Perusing the news reports of the Orioles' third straight loss to the Dodgers, I noticed this paragraph buried deep in Dave Sheinin's story in the Washington Post:
Los Angeles's Kaz Ishii was the second in a string of five straight left-handed starters the Orioles will face during this road trip, including three straight this weekend at Colorado -- a fact which bodes poorly for their chances, given the team's collective .236 average against lefties (last in the league) entering Thursday.
I hadn't really noticed that the Orioles were struggling so much against left-handers this year, and I would not have guessed that such would be the case before the season started. After all, only three regulars, Rafael Palmeiro, Jay Gibbons, and Larry Bigbie, are left-handed hitters, and all three had held their own against lefties prior to this year.
But the Orioles' hitting splits against lefties this year are revulsive.
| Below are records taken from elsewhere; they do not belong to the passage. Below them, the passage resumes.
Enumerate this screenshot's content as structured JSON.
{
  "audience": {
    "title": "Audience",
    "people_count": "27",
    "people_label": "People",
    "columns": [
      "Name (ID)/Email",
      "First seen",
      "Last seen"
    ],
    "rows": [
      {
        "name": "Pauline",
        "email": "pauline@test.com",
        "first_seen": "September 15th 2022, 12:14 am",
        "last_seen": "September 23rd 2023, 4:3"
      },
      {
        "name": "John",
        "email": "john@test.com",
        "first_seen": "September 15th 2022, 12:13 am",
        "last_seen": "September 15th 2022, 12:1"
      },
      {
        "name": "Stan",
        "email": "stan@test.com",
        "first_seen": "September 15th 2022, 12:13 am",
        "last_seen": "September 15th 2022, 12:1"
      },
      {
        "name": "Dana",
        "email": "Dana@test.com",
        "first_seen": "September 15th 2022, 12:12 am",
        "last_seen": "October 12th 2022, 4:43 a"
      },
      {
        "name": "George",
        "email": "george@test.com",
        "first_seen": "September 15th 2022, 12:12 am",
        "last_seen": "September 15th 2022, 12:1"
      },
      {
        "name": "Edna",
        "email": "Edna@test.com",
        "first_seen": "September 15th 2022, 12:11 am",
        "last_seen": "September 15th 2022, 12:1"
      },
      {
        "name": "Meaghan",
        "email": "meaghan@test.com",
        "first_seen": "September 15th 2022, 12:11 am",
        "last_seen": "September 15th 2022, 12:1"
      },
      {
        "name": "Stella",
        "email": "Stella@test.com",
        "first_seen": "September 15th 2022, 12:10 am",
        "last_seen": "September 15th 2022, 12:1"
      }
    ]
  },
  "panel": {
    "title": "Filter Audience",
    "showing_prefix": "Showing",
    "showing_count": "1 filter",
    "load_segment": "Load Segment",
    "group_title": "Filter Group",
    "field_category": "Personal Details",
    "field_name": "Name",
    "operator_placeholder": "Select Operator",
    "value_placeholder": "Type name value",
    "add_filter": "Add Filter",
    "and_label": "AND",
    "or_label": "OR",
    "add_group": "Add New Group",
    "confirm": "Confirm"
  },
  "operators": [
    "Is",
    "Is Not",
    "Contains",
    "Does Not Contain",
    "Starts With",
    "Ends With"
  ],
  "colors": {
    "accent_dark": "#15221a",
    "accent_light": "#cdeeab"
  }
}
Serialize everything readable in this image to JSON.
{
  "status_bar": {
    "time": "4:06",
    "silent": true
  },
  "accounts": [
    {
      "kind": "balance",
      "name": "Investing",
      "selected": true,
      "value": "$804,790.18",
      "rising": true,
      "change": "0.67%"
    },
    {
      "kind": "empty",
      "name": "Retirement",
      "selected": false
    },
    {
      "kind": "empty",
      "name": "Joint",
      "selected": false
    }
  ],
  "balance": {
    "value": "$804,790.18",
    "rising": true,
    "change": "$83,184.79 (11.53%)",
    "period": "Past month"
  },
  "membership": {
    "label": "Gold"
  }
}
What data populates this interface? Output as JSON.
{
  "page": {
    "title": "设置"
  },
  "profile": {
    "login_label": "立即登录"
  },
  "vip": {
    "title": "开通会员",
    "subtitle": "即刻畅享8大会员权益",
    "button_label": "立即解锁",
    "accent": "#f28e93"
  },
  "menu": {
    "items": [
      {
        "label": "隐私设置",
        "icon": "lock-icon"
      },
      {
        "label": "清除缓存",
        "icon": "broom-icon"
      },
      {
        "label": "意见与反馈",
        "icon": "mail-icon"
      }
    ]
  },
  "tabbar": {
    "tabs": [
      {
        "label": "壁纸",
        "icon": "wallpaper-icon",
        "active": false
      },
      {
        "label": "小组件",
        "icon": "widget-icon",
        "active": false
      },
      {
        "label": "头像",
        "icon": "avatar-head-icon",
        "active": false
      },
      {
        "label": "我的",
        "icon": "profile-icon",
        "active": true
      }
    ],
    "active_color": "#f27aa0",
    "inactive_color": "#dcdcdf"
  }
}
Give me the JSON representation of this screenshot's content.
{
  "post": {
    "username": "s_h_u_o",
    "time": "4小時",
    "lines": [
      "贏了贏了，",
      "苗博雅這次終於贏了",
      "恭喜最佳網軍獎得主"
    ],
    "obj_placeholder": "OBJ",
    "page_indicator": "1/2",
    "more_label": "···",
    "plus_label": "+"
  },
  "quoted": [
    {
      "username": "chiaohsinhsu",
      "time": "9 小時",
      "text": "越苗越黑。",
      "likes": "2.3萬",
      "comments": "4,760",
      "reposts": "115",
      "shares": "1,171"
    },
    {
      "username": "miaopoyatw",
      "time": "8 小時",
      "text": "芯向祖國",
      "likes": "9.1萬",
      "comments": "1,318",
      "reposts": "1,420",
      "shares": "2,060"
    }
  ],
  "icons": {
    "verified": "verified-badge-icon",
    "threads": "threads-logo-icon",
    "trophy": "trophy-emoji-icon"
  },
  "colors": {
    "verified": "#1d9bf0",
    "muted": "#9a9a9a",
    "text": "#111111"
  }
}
Their .672 OPS against lefties places them squarely at the bottom of the AL. Four regulars have OPS's against lefties under .600: Gibbons (.577), Palmeiro (.527), Bigbie (the .501 blues), and, surprisingly, right-handed Luis Matos (a puke-worthy .438). Of the other regulars, only Miguel Tejada (1.015) and Jerry Hairston (.999) have put much of a hurt on left-handers, and Hairston has only been around for the last month. Melvin Mora (.860) has held his own against lefties, but he's been far more destructive of righties (1.051).
Needless to say, when 44% of your lineup is hitting below replacement level against lefties, you don't have a great chance of sustaining a rally against them. Not surprisingly, the Orioles are 6-13 in games in which the opponent's starter was left-handed, compared to 21-22 against righty starters. And it's not as if the Orioles have been facing left-handed aces every time. Sure, Jamie Moyer has had a stranglehold on the Birds for years, and Randy Johnson and Jarrod Washburn are no pushovers, but there have also been losses to less heralded names like Casey Fossum and Scott Schoeneweis. Baltimore hasn't even faced Oakland's Mulder/Zito combo yet.
Is there a chance of a turnaround from this lefty-flailing? The regression-to-the-mean principle would say yes, although left-handed hitters have been known to get into season-long funks against lefty pitching. Using the weight of career stats, I'd say that Palmeiro has an excellent chance of pulling out of his slide against lefties because he has had virtually no righty-lefty bias in his career: a .938 OPS against lefties (.895 in 2001-2003) and an almost identical .946 against righties (.936 in '01-'03). Bigbie and Gibbons should also pick up a little bit; both have hit lefties in the past, although with less power than against righties.
Matos is a weird case. Although he bats from the right side, he has been atrocious against lefties in his brief career (.571 vs. LHP, .760 vs. RHP). Although his 300-some plate appearances against lefties may not accurately represent his true ability, they strongly suggest that Matos needs to change something in his hitting approach against left-handed pitching.
Of course, three games against Shawn Estes, Jeff Fassero, and Joe Kennedy at hopped-up Coors Field have the potential to boost those lefty splits considerably. The team OPS against lefties may rise quite a few points before the weekend is over.